◆ **Data in this exercise**
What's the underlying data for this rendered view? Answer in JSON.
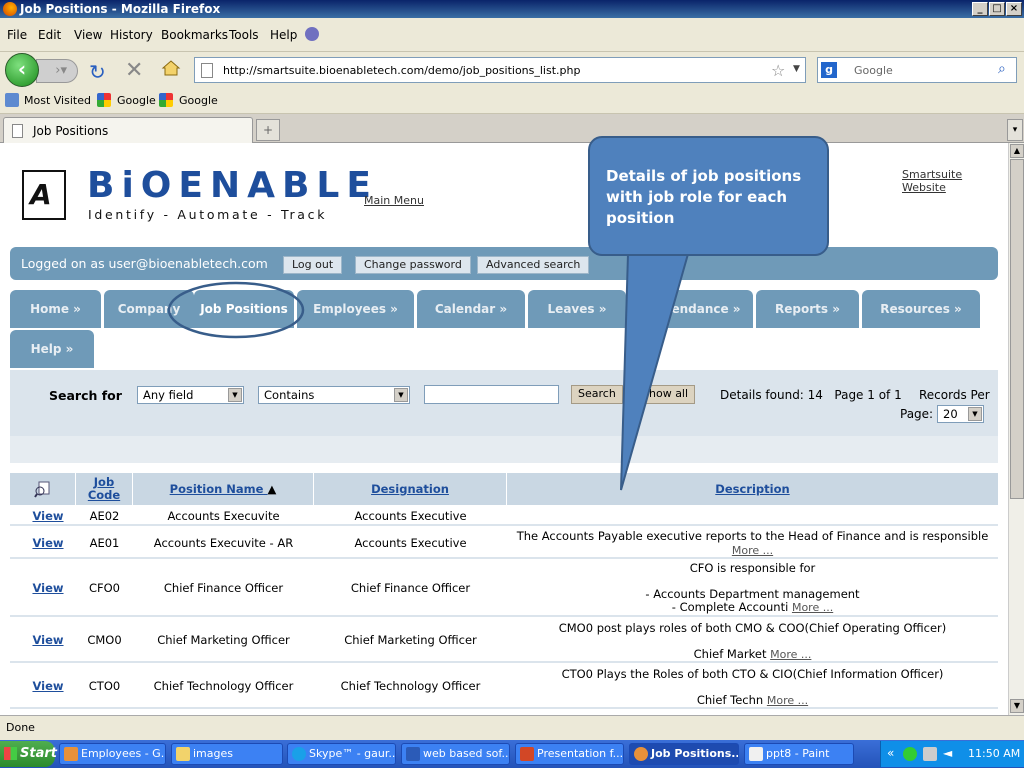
{
  "window": {
    "title": "Job Positions - Mozilla Firefox"
  },
  "menu": [
    "File",
    "Edit",
    "View",
    "History",
    "Bookmarks",
    "Tools",
    "Help"
  ],
  "nav": {
    "url": "http://smartsuite.bioenabletech.com/demo/job_positions_list.php",
    "search_placeholder": "Google"
  },
  "bookmarks": [
    "Most Visited",
    "Google",
    "Google"
  ],
  "tab": {
    "title": "Job Positions"
  },
  "page": {
    "brand": "BiOENABLE",
    "tagline": "Identify - Automate - Track",
    "main_menu": "Main Menu",
    "website_link": "Smartsuite Website",
    "logged_in": "Logged on as user@bioenabletech.com",
    "buttons": {
      "logout": "Log out",
      "change_password": "Change password",
      "advanced_search": "Advanced search"
    },
    "nav_tabs": [
      "Home »",
      "Company",
      "Job Positions",
      "Employees »",
      "Calendar »",
      "Leaves »",
      "endance »",
      "Reports »",
      "Resources »",
      "Help »"
    ],
    "search": {
      "label": "Search for",
      "field": "Any field",
      "operator": "Contains",
      "search_btn": "Search",
      "show_all_btn": "how all",
      "details_found": "Details found: 14",
      "page_of": "Page 1 of 1",
      "records_per": "Records Per",
      "page_label": "Page:",
      "page_size": "20"
    },
    "table": {
      "headers": [
        "Job Code",
        "Position Name",
        "Designation",
        "Description"
      ],
      "sort_indicator": "▲",
      "rows": [
        {
          "view": "View",
          "code": "AE02",
          "name": "Accounts Execuvite",
          "designation": "Accounts Executive",
          "desc1": "",
          "desc2": "",
          "desc3": "",
          "more": ""
        },
        {
          "view": "View",
          "code": "AE01",
          "name": "Accounts Execuvite - AR",
          "designation": "Accounts Executive",
          "desc1": "The Accounts Payable executive reports to the Head of Finance and is responsible",
          "desc2": "",
          "desc3": "",
          "more": "More ..."
        },
        {
          "view": "View",
          "code": "CFO0",
          "name": "Chief Finance Officer",
          "designation": "Chief Finance Officer",
          "desc1": "CFO is responsible for",
          "desc2": "- Accounts Department management",
          "desc3": "- Complete Accounti",
          "more": "More ..."
        },
        {
          "view": "View",
          "code": "CMO0",
          "name": "Chief Marketing Officer",
          "designation": "Chief Marketing Officer",
          "desc1": "CMO0 post plays roles of both CMO & COO(Chief Operating Officer)",
          "desc2": "",
          "desc3": "Chief Market",
          "more": "More ..."
        },
        {
          "view": "View",
          "code": "CTO0",
          "name": "Chief Technology Officer",
          "designation": "Chief Technology Officer",
          "desc1": "CTO0 Plays the Roles of both CTO & CIO(Chief Information Officer)",
          "desc2": "",
          "desc3": "Chief Techn",
          "more": "More ..."
        }
      ]
    }
  },
  "callout": {
    "text": "Details of job positions with job role for each position"
  },
  "status": {
    "text": "Done"
  },
  "taskbar": {
    "start": "Start",
    "tasks": [
      "Employees - G...",
      "images",
      "Skype™ - gaur...",
      "web based sof...",
      "Presentation f...",
      "Job Positions...",
      "ppt8 - Paint"
    ],
    "clock": "11:50 AM"
  },
  "colors": {
    "accent": "#6f9ab8",
    "callout": "#4f81bd",
    "link": "#1e4e9c"
  }
}
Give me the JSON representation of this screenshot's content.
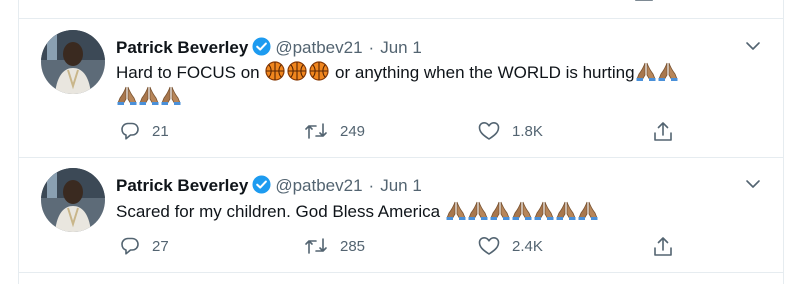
{
  "tweets": [
    {
      "name": "Patrick Beverley",
      "handle": "@patbev21",
      "separator": "·",
      "date": "Jun 1",
      "text_before": "Hard to FOCUS on ",
      "text_middle": " or anything when the WORLD is hurting",
      "emoji_inline": [
        "basketball",
        "basketball",
        "basketball"
      ],
      "emoji_trailing": [
        "folded-hands-medium-dark",
        "folded-hands-medium-dark",
        "folded-hands-medium-dark",
        "folded-hands-medium-dark",
        "folded-hands-medium-dark"
      ],
      "replies": "21",
      "retweets": "249",
      "likes": "1.8K"
    },
    {
      "name": "Patrick Beverley",
      "handle": "@patbev21",
      "separator": "·",
      "date": "Jun 1",
      "text_before": "Scared for my children. God Bless America ",
      "emoji_trailing": [
        "folded-hands-medium-dark",
        "folded-hands-medium-dark",
        "folded-hands-medium-dark",
        "folded-hands-medium-dark",
        "folded-hands-medium-dark",
        "folded-hands-medium-dark",
        "folded-hands-medium-dark"
      ],
      "replies": "27",
      "retweets": "285",
      "likes": "2.4K"
    }
  ],
  "icons": {
    "verified": "verified-badge-icon",
    "caret": "chevron-down-icon",
    "reply": "reply-icon",
    "retweet": "retweet-icon",
    "like": "heart-icon",
    "share": "share-icon"
  },
  "colors": {
    "verified": "#1d9bf0",
    "icon_gray": "#536471",
    "border": "#e6ecf0"
  }
}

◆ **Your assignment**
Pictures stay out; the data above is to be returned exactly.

◆ **Expected answer**
What's the underlying data for this rendered view? Answer in JSON.
{
  "window": {
    "title": "Job Positions - Mozilla Firefox"
  },
  "menu": [
    "File",
    "Edit",
    "View",
    "History",
    "Bookmarks",
    "Tools",
    "Help"
  ],
  "nav": {
    "url": "http://smartsuite.bioenabletech.com/demo/job_positions_list.php",
    "search_placeholder": "Google"
  },
  "bookmarks": [
    "Most Visited",
    "Google",
    "Google"
  ],
  "tab": {
    "title": "Job Positions"
  },
  "page": {
    "brand": "BiOENABLE",
    "tagline": "Identify - Automate - Track",
    "main_menu": "Main Menu",
    "website_link": "Smartsuite Website",
    "logged_in": "Logged on as user@bioenabletech.com",
    "buttons": {
      "logout": "Log out",
      "change_password": "Change password",
      "advanced_search": "Advanced search"
    },
    "nav_tabs": [
      "Home »",
      "Company",
      "Job Positions",
      "Employees »",
      "Calendar »",
      "Leaves »",
      "endance »",
      "Reports »",
      "Resources »",
      "Help »"
    ],
    "search": {
      "label": "Search for",
      "field": "Any field",
      "operator": "Contains",
      "search_btn": "Search",
      "show_all_btn": "how all",
      "details_found": "Details found: 14",
      "page_of": "Page 1 of 1",
      "records_per": "Records Per",
      "page_label": "Page:",
      "page_size": "20"
    },
    "table": {
      "headers": [
        "Job Code",
        "Position Name",
        "Designation",
        "Description"
      ],
      "sort_indicator": "▲",
      "rows": [
        {
          "view": "View",
          "code": "AE02",
          "name": "Accounts Execuvite",
          "designation": "Accounts Executive",
          "desc1": "",
          "desc2": "",
          "desc3": "",
          "more": ""
        },
        {
          "view": "View",
          "code": "AE01",
          "name": "Accounts Execuvite - AR",
          "designation": "Accounts Executive",
          "desc1": "The Accounts Payable executive reports to the Head of Finance and is responsible",
          "desc2": "",
          "desc3": "",
          "more": "More ..."
        },
        {
          "view": "View",
          "code": "CFO0",
          "name": "Chief Finance Officer",
          "designation": "Chief Finance Officer",
          "desc1": "CFO is responsible for",
          "desc2": "- Accounts Department management",
          "desc3": "- Complete Accounti",
          "more": "More ..."
        },
        {
          "view": "View",
          "code": "CMO0",
          "name": "Chief Marketing Officer",
          "designation": "Chief Marketing Officer",
          "desc1": "CMO0 post plays roles of both CMO & COO(Chief Operating Officer)",
          "desc2": "",
          "desc3": "Chief Market",
          "more": "More ..."
        },
        {
          "view": "View",
          "code": "CTO0",
          "name": "Chief Technology Officer",
          "designation": "Chief Technology Officer",
          "desc1": "CTO0 Plays the Roles of both CTO & CIO(Chief Information Officer)",
          "desc2": "",
          "desc3": "Chief Techn",
          "more": "More ..."
        }
      ]
    }
  },
  "callout": {
    "text": "Details of job positions with job role for each position"
  },
  "status": {
    "text": "Done"
  },
  "taskbar": {
    "start": "Start",
    "tasks": [
      "Employees - G...",
      "images",
      "Skype™ - gaur...",
      "web based sof...",
      "Presentation f...",
      "Job Positions...",
      "ppt8 - Paint"
    ],
    "clock": "11:50 AM"
  },
  "colors": {
    "accent": "#6f9ab8",
    "callout": "#4f81bd",
    "link": "#1e4e9c"
  }
}
Give me the JSON representation of this screenshot's content.
{
  "tweets": [
    {
      "name": "Patrick Beverley",
      "handle": "@patbev21",
      "separator": "·",
      "date": "Jun 1",
      "text_before": "Hard to FOCUS on ",
      "text_middle": " or anything when the WORLD is hurting",
      "emoji_inline": [
        "basketball",
        "basketball",
        "basketball"
      ],
      "emoji_trailing": [
        "folded-hands-medium-dark",
        "folded-hands-medium-dark",
        "folded-hands-medium-dark",
        "folded-hands-medium-dark",
        "folded-hands-medium-dark"
      ],
      "replies": "21",
      "retweets": "249",
      "likes": "1.8K"
    },
    {
      "name": "Patrick Beverley",
      "handle": "@patbev21",
      "separator": "·",
      "date": "Jun 1",
      "text_before": "Scared for my children. God Bless America ",
      "emoji_trailing": [
        "folded-hands-medium-dark",
        "folded-hands-medium-dark",
        "folded-hands-medium-dark",
        "folded-hands-medium-dark",
        "folded-hands-medium-dark",
        "folded-hands-medium-dark",
        "folded-hands-medium-dark"
      ],
      "replies": "27",
      "retweets": "285",
      "likes": "2.4K"
    }
  ],
  "icons": {
    "verified": "verified-badge-icon",
    "caret": "chevron-down-icon",
    "reply": "reply-icon",
    "retweet": "retweet-icon",
    "like": "heart-icon",
    "share": "share-icon"
  },
  "colors": {
    "verified": "#1d9bf0",
    "icon_gray": "#536471",
    "border": "#e6ecf0"
  }
}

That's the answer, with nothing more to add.